» **Aim of the task**:
In duplicating the lines below, keep every word unchanged and drop the pictures.

» **Dataset records**:
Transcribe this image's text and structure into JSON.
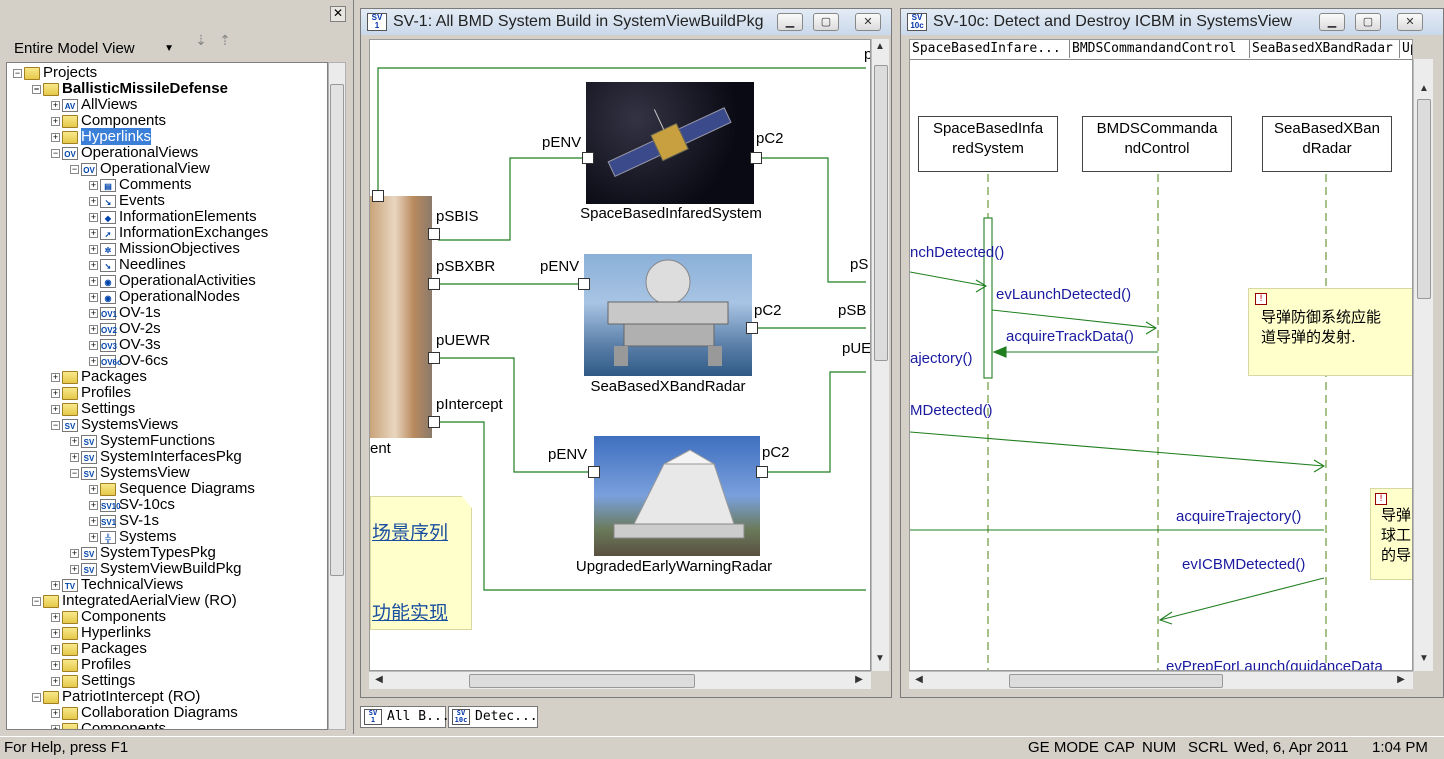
{
  "browser": {
    "view_select": "Entire Model View",
    "close_glyph": "✕",
    "tree": [
      {
        "label": "Projects",
        "icon": "folder-icon"
      },
      {
        "label": "BallisticMissileDefense",
        "icon": "project-icon"
      },
      {
        "label": "AllViews",
        "icon": "av-icon"
      },
      {
        "label": "Components",
        "icon": "folder-icon"
      },
      {
        "label": "Hyperlinks",
        "icon": "hyperlink-folder-icon"
      },
      {
        "label": "OperationalViews",
        "icon": "ov-icon"
      },
      {
        "label": "OperationalView",
        "icon": "ov-package-icon"
      },
      {
        "label": "Comments",
        "icon": "comment-icon"
      },
      {
        "label": "Events",
        "icon": "event-icon"
      },
      {
        "label": "InformationElements",
        "icon": "info-element-icon"
      },
      {
        "label": "InformationExchanges",
        "icon": "info-exchange-icon"
      },
      {
        "label": "MissionObjectives",
        "icon": "mission-objective-icon"
      },
      {
        "label": "Needlines",
        "icon": "needline-icon"
      },
      {
        "label": "OperationalActivities",
        "icon": "eye-icon"
      },
      {
        "label": "OperationalNodes",
        "icon": "eye-icon"
      },
      {
        "label": "OV-1s",
        "icon": "ov1-icon"
      },
      {
        "label": "OV-2s",
        "icon": "ov2-icon"
      },
      {
        "label": "OV-3s",
        "icon": "ov3-icon"
      },
      {
        "label": "OV-6cs",
        "icon": "ov6c-icon"
      },
      {
        "label": "Packages",
        "icon": "folder-icon"
      },
      {
        "label": "Profiles",
        "icon": "folder-icon"
      },
      {
        "label": "Settings",
        "icon": "folder-icon"
      },
      {
        "label": "SystemsViews",
        "icon": "sv-icon"
      },
      {
        "label": "SystemFunctions",
        "icon": "sv-package-icon"
      },
      {
        "label": "SystemInterfacesPkg",
        "icon": "sv-package-icon"
      },
      {
        "label": "SystemsView",
        "icon": "sv-package-icon"
      },
      {
        "label": "Sequence Diagrams",
        "icon": "folder-icon"
      },
      {
        "label": "SV-10cs",
        "icon": "sv10c-icon"
      },
      {
        "label": "SV-1s",
        "icon": "sv1-icon"
      },
      {
        "label": "Systems",
        "icon": "systems-icon"
      },
      {
        "label": "SystemTypesPkg",
        "icon": "sv-package-icon"
      },
      {
        "label": "SystemViewBuildPkg",
        "icon": "sv-package-icon"
      },
      {
        "label": "TechnicalViews",
        "icon": "tv-icon"
      },
      {
        "label": "IntegratedAerialView (RO)",
        "icon": "project-icon"
      },
      {
        "label": "Components",
        "icon": "folder-icon"
      },
      {
        "label": "Hyperlinks",
        "icon": "hyperlink-folder-icon"
      },
      {
        "label": "Packages",
        "icon": "folder-icon"
      },
      {
        "label": "Profiles",
        "icon": "folder-icon"
      },
      {
        "label": "Settings",
        "icon": "folder-icon"
      },
      {
        "label": "PatriotIntercept (RO)",
        "icon": "project-icon"
      },
      {
        "label": "Collaboration Diagrams",
        "icon": "folder-icon"
      },
      {
        "label": "Components",
        "icon": "folder-icon"
      }
    ]
  },
  "sv1": {
    "title": "SV-1: All BMD System Build in SystemViewBuildPkg",
    "icon_text": "SV\n1",
    "left_block_label": "ent",
    "top_port": "p",
    "ports": {
      "pSBIS": "pSBIS",
      "pSBXBR": "pSBXBR",
      "pUEWR": "pUEWR",
      "pIntercept": "pIntercept",
      "sbis_env": "pENV",
      "sbis_c2": "pC2",
      "sbx_env": "pENV",
      "sbx_c2": "pC2",
      "uewr_env": "pENV",
      "uewr_c2": "pC2",
      "right_s": "pS",
      "right_sb": "pSB",
      "right_ue": "pUE"
    },
    "blocks": [
      "SpaceBasedInfaredSystem",
      "SeaBasedXBandRadar",
      "UpgradedEarlyWarningRadar"
    ],
    "note_links": [
      "场景序列",
      "功能实现"
    ]
  },
  "sv10c": {
    "title": "SV-10c: Detect and Destroy ICBM in SystemsView",
    "icon_text": "SV\n10c",
    "header_cols": [
      "SpaceBasedInfare...",
      "BMDSCommandandControl",
      "SeaBasedXBandRadar",
      "Upgr"
    ],
    "lifelines": [
      [
        "SpaceBasedInfa",
        "redSystem"
      ],
      [
        "BMDSCommanda",
        "ndControl"
      ],
      [
        "SeaBasedXBan",
        "dRadar"
      ]
    ],
    "messages": [
      "nchDetected()",
      "evLaunchDetected()",
      "acquireTrackData()",
      "ajectory()",
      "MDetected()",
      "acquireTrajectory()",
      "evICBMDetected()",
      "evPrepForLaunch(guidanceData"
    ],
    "note1": [
      "导弹防御系统应能",
      "道导弹的发射."
    ],
    "note2": [
      "导弹",
      "球工",
      "的导"
    ]
  },
  "tabs": [
    {
      "label": "All B...",
      "icon": "SV\n1"
    },
    {
      "label": "Detec...",
      "icon": "SV\n10c"
    }
  ],
  "status": {
    "help": "For Help, press F1",
    "mode": "GE MODE",
    "cap": "CAP",
    "num": "NUM",
    "scrl": "SCRL",
    "date": "Wed, 6, Apr 2011",
    "time": "1:04  PM"
  }
}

» **Output for this task**:
Transcribe this image's text and structure into JSON.
{
  "browser": {
    "view_select": "Entire Model View",
    "close_glyph": "✕",
    "tree": [
      {
        "label": "Projects",
        "icon": "folder-icon"
      },
      {
        "label": "BallisticMissileDefense",
        "icon": "project-icon"
      },
      {
        "label": "AllViews",
        "icon": "av-icon"
      },
      {
        "label": "Components",
        "icon": "folder-icon"
      },
      {
        "label": "Hyperlinks",
        "icon": "hyperlink-folder-icon"
      },
      {
        "label": "OperationalViews",
        "icon": "ov-icon"
      },
      {
        "label": "OperationalView",
        "icon": "ov-package-icon"
      },
      {
        "label": "Comments",
        "icon": "comment-icon"
      },
      {
        "label": "Events",
        "icon": "event-icon"
      },
      {
        "label": "InformationElements",
        "icon": "info-element-icon"
      },
      {
        "label": "InformationExchanges",
        "icon": "info-exchange-icon"
      },
      {
        "label": "MissionObjectives",
        "icon": "mission-objective-icon"
      },
      {
        "label": "Needlines",
        "icon": "needline-icon"
      },
      {
        "label": "OperationalActivities",
        "icon": "eye-icon"
      },
      {
        "label": "OperationalNodes",
        "icon": "eye-icon"
      },
      {
        "label": "OV-1s",
        "icon": "ov1-icon"
      },
      {
        "label": "OV-2s",
        "icon": "ov2-icon"
      },
      {
        "label": "OV-3s",
        "icon": "ov3-icon"
      },
      {
        "label": "OV-6cs",
        "icon": "ov6c-icon"
      },
      {
        "label": "Packages",
        "icon": "folder-icon"
      },
      {
        "label": "Profiles",
        "icon": "folder-icon"
      },
      {
        "label": "Settings",
        "icon": "folder-icon"
      },
      {
        "label": "SystemsViews",
        "icon": "sv-icon"
      },
      {
        "label": "SystemFunctions",
        "icon": "sv-package-icon"
      },
      {
        "label": "SystemInterfacesPkg",
        "icon": "sv-package-icon"
      },
      {
        "label": "SystemsView",
        "icon": "sv-package-icon"
      },
      {
        "label": "Sequence Diagrams",
        "icon": "folder-icon"
      },
      {
        "label": "SV-10cs",
        "icon": "sv10c-icon"
      },
      {
        "label": "SV-1s",
        "icon": "sv1-icon"
      },
      {
        "label": "Systems",
        "icon": "systems-icon"
      },
      {
        "label": "SystemTypesPkg",
        "icon": "sv-package-icon"
      },
      {
        "label": "SystemViewBuildPkg",
        "icon": "sv-package-icon"
      },
      {
        "label": "TechnicalViews",
        "icon": "tv-icon"
      },
      {
        "label": "IntegratedAerialView (RO)",
        "icon": "project-icon"
      },
      {
        "label": "Components",
        "icon": "folder-icon"
      },
      {
        "label": "Hyperlinks",
        "icon": "hyperlink-folder-icon"
      },
      {
        "label": "Packages",
        "icon": "folder-icon"
      },
      {
        "label": "Profiles",
        "icon": "folder-icon"
      },
      {
        "label": "Settings",
        "icon": "folder-icon"
      },
      {
        "label": "PatriotIntercept (RO)",
        "icon": "project-icon"
      },
      {
        "label": "Collaboration Diagrams",
        "icon": "folder-icon"
      },
      {
        "label": "Components",
        "icon": "folder-icon"
      }
    ]
  },
  "sv1": {
    "title": "SV-1: All BMD System Build in SystemViewBuildPkg",
    "icon_text": "SV\n1",
    "left_block_label": "ent",
    "top_port": "p",
    "ports": {
      "pSBIS": "pSBIS",
      "pSBXBR": "pSBXBR",
      "pUEWR": "pUEWR",
      "pIntercept": "pIntercept",
      "sbis_env": "pENV",
      "sbis_c2": "pC2",
      "sbx_env": "pENV",
      "sbx_c2": "pC2",
      "uewr_env": "pENV",
      "uewr_c2": "pC2",
      "right_s": "pS",
      "right_sb": "pSB",
      "right_ue": "pUE"
    },
    "blocks": [
      "SpaceBasedInfaredSystem",
      "SeaBasedXBandRadar",
      "UpgradedEarlyWarningRadar"
    ],
    "note_links": [
      "场景序列",
      "功能实现"
    ]
  },
  "sv10c": {
    "title": "SV-10c: Detect and Destroy ICBM in SystemsView",
    "icon_text": "SV\n10c",
    "header_cols": [
      "SpaceBasedInfare...",
      "BMDSCommandandControl",
      "SeaBasedXBandRadar",
      "Upgr"
    ],
    "lifelines": [
      [
        "SpaceBasedInfa",
        "redSystem"
      ],
      [
        "BMDSCommanda",
        "ndControl"
      ],
      [
        "SeaBasedXBan",
        "dRadar"
      ]
    ],
    "messages": [
      "nchDetected()",
      "evLaunchDetected()",
      "acquireTrackData()",
      "ajectory()",
      "MDetected()",
      "acquireTrajectory()",
      "evICBMDetected()",
      "evPrepForLaunch(guidanceData"
    ],
    "note1": [
      "导弹防御系统应能",
      "道导弹的发射."
    ],
    "note2": [
      "导弹",
      "球工",
      "的导"
    ]
  },
  "tabs": [
    {
      "label": "All B...",
      "icon": "SV\n1"
    },
    {
      "label": "Detec...",
      "icon": "SV\n10c"
    }
  ],
  "status": {
    "help": "For Help, press F1",
    "mode": "GE MODE",
    "cap": "CAP",
    "num": "NUM",
    "scrl": "SCRL",
    "date": "Wed, 6, Apr 2011",
    "time": "1:04  PM"
  }
}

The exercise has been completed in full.